After that evening I immersed myself in the music of the participants and, thanks to Polansky and Lingua Press, their intersections with Gaburo. Luckily, I found myself in an office where recordings and scores of their works were close at hand, and this study did more to change the way I think musically than anything before or since. I had heard rumors of Dunn’s seven-hour environmental piece, PLACE, around this period, and much of my free time was spent trying to find apocrypha, writings, or a recording of the work; the holy grail. Since PLACE had never been performed, my hope of finding documentation was ephemeral, and my quest was eventually forgotten as living life in New York continued its hegemony over all things cerebral or artistic.


However, there are those, like Colin Tucker, Ethan Hayden, and their Buffalo-based Null Point collective for experimental music, that aren’t as easily swayed. Luckily for us all, they not only sought more information on PLACE, but had took it upon themselves to create two realizations of the work, at Silo City and Artpark spaces, both in the Buffalo area. Both realizations were heavily documented and, in late 2017 Tucker wrote and proposed a guest curatorship of Sound American to talk about their performances or and scholarship around PLACE, and the woefully underappreciated legacy of David Dunn.


Although I was excited about their world-premiere realization of a piece I had been so interested in at one time, I will admit to being nervous about presenting something so conceptual in this journal. Any long-term reader of Sound American will know that it has always been our attempt to present music, for better or worse, in plain-language in order to demystify and invite the engagement of all listeners.
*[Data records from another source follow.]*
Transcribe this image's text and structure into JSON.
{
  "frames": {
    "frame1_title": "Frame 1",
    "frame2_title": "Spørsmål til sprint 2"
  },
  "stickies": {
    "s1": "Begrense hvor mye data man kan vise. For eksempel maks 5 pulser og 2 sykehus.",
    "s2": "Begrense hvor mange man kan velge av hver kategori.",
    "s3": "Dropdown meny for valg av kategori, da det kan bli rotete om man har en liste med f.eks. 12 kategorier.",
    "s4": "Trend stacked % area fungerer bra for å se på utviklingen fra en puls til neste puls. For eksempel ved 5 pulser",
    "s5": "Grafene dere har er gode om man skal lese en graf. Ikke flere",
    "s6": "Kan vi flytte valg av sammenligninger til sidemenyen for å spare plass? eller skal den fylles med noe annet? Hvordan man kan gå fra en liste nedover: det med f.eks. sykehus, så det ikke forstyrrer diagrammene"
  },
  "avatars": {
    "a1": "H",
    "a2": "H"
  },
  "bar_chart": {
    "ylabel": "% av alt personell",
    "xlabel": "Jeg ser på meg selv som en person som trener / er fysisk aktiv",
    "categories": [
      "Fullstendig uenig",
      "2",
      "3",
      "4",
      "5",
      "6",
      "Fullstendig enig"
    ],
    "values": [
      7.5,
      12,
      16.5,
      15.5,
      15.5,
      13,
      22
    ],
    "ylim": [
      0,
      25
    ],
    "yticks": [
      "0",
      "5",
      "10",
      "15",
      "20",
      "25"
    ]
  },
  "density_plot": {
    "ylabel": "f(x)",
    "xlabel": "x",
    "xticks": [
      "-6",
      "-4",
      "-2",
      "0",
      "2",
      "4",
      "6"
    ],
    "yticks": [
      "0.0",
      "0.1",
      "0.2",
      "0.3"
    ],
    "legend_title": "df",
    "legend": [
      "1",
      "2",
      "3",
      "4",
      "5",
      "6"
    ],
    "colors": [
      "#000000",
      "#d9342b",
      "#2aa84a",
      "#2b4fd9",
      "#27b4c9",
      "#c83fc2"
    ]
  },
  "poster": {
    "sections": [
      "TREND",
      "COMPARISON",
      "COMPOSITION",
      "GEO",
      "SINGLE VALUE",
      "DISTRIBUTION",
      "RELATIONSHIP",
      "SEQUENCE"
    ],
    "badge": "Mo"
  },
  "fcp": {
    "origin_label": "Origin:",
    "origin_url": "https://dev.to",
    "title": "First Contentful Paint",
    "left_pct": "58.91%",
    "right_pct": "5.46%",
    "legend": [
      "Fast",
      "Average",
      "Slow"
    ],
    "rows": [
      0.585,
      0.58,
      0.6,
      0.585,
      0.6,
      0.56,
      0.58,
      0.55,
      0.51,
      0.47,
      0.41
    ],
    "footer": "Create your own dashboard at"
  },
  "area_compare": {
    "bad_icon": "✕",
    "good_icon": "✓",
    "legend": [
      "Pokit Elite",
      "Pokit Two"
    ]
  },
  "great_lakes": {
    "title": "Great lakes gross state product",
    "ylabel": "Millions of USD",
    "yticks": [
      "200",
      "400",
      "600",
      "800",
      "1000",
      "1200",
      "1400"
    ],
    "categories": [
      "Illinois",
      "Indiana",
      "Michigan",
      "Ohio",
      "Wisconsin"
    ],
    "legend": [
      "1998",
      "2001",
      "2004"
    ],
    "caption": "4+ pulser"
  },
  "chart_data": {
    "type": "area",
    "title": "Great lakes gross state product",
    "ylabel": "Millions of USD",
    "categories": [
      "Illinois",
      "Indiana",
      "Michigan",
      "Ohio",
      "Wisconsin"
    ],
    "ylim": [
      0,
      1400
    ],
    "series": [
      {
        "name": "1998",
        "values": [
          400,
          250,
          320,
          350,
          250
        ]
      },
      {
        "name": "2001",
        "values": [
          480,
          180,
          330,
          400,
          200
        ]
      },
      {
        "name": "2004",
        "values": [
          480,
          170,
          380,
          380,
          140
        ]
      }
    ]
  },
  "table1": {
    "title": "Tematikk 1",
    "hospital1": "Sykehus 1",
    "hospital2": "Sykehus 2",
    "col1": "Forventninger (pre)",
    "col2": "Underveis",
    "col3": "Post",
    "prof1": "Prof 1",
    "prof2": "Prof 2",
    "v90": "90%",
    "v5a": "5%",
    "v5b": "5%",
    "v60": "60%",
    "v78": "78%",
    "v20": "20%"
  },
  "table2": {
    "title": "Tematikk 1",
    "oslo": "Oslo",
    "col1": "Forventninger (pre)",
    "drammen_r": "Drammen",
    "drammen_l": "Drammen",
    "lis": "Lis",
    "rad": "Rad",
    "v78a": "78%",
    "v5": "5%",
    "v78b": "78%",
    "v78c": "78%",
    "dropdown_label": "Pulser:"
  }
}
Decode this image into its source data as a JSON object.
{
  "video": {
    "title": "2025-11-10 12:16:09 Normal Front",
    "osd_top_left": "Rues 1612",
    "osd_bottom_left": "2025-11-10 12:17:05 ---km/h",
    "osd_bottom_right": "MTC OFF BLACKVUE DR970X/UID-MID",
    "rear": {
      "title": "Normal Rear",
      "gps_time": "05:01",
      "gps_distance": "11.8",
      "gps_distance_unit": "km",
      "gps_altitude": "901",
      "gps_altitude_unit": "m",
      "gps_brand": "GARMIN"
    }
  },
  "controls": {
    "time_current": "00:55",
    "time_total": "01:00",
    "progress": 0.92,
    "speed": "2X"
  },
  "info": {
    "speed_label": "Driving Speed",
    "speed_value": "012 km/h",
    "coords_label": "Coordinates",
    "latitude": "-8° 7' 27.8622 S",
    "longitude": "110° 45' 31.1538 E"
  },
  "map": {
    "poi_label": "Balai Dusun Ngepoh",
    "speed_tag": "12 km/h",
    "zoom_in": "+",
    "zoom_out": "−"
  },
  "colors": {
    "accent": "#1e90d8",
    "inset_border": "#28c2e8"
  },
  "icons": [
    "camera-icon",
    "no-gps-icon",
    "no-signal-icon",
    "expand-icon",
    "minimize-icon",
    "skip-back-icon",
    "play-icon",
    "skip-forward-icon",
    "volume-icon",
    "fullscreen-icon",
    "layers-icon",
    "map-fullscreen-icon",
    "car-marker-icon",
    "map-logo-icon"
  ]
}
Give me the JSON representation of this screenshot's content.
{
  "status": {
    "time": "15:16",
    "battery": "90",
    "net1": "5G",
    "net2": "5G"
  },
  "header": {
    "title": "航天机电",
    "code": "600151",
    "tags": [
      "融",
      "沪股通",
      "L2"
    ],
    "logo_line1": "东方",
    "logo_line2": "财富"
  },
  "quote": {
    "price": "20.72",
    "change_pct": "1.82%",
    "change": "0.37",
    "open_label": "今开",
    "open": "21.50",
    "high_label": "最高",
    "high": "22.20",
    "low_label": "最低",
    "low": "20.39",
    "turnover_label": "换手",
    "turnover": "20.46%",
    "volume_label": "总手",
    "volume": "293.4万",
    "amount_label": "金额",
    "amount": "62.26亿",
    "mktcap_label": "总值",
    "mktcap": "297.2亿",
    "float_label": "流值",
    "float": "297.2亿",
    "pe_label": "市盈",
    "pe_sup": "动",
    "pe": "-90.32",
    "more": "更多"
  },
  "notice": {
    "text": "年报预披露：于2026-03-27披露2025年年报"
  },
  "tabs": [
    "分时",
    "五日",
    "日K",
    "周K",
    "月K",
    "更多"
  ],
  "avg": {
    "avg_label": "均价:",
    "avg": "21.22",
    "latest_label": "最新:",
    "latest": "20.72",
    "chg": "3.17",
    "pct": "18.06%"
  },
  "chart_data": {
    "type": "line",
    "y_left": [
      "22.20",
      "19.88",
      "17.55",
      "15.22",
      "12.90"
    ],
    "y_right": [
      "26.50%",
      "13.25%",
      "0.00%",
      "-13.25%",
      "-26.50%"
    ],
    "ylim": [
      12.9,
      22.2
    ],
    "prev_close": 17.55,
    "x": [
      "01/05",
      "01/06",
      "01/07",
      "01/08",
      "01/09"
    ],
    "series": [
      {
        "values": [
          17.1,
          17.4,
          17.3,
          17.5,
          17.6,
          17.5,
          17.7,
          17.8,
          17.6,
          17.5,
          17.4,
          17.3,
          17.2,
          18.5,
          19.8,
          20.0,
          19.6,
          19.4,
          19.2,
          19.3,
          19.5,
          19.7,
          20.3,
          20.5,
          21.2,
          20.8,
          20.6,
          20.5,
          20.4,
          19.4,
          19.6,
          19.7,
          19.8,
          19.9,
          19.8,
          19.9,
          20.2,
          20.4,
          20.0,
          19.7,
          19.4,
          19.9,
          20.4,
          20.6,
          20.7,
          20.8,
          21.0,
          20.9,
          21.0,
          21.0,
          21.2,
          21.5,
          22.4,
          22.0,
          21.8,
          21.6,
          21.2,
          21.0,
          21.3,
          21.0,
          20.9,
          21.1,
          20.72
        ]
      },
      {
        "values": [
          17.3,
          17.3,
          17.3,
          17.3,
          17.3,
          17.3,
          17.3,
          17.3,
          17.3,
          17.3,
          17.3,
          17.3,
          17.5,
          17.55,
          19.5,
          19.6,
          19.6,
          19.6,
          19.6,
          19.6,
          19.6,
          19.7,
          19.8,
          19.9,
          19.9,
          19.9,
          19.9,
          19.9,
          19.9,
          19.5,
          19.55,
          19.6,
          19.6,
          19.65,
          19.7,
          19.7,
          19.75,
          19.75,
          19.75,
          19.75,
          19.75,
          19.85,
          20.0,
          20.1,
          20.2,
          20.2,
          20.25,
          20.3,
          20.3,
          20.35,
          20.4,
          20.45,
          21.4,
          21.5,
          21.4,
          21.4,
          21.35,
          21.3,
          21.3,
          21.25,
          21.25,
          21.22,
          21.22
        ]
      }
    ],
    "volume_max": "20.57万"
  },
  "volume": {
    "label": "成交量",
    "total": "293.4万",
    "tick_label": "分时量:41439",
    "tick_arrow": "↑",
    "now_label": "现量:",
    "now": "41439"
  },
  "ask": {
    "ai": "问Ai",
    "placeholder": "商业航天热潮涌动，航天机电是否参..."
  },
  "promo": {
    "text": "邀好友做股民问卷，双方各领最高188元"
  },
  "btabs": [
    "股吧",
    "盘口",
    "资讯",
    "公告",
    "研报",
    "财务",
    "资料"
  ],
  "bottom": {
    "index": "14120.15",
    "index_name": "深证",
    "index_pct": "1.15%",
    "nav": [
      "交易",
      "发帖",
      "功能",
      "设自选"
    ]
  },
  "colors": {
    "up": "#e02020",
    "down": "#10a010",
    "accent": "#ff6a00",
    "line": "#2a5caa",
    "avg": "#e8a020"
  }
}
My concern with an entire issue about David Dunn was that he may be part of a small group of composers whose work not only doesn’t benefit from this approach, but may, by the very nature of that works abstraction and innovation, subvert our ability to speak in simple terms.


I am writing this introduction just as the last page has been formatted, double and triple checked, and a short prayer has been given forth that the internet trolls will forgive for tired eyes. And, I can say with complete certainty that what Colin, Ethan, David, Madison, Eddie, Jennie, and all the participants in their performance and this issue prove my worries to be unfounded. They have not subsumed their passion for the music of David Dunn, in the rigorous terminology they use to describe it. Their erudition is couched in the genuine excitement of being the first to perform a work of high concept and profound consequence—musically and otherwise. The amount of their verbiage—and there is an amount—is  commensurate to the depth of Dunn’s work, and there is no more fitting tribute to one of America’s great living iconoclasts than what proceeds from this point on.


Nate Wooley, Editor-in-Chief





No opening to an issue would be complete without some housekeeping. I will keep it brief.


First, this issue is absolutely full to exploding with text, streaming video, streaming music, and photos. We've done our best to contain all this material, as it adds multiple dimensions to the experience of David Dunn's PLACE, while keeping the bandwidth that requires small. However, there may be a page or two that requires a little extra time to heft its girth onto your screen. Please be patient. Get a coffee while it loads. It will be worth it. In that same sense, this issue is best experienced on a desktop or laptop computer. No matter how much you want to use your phone, you will be dissatisfied with the experience.


Second, Sound American is always working to have more resources to do more issues like this, and we need your help! Signing up for a subscription or purchasing something from our store puts money right back into these issues, allowing us to pay the participants a meager fee for their incredible work. Our second book of past issues is being released concurrently with this issue and I suggest that as a lovely way to help out the journal and have something nice for your commute.


Finally, thank you again, from the bottom of my heart, for taking the time to engage with the journal and with Sound American as an engine for bringing contemporary music to people in a plain, no-nonsense format. It is the energy given by the readers that allows SA to continue.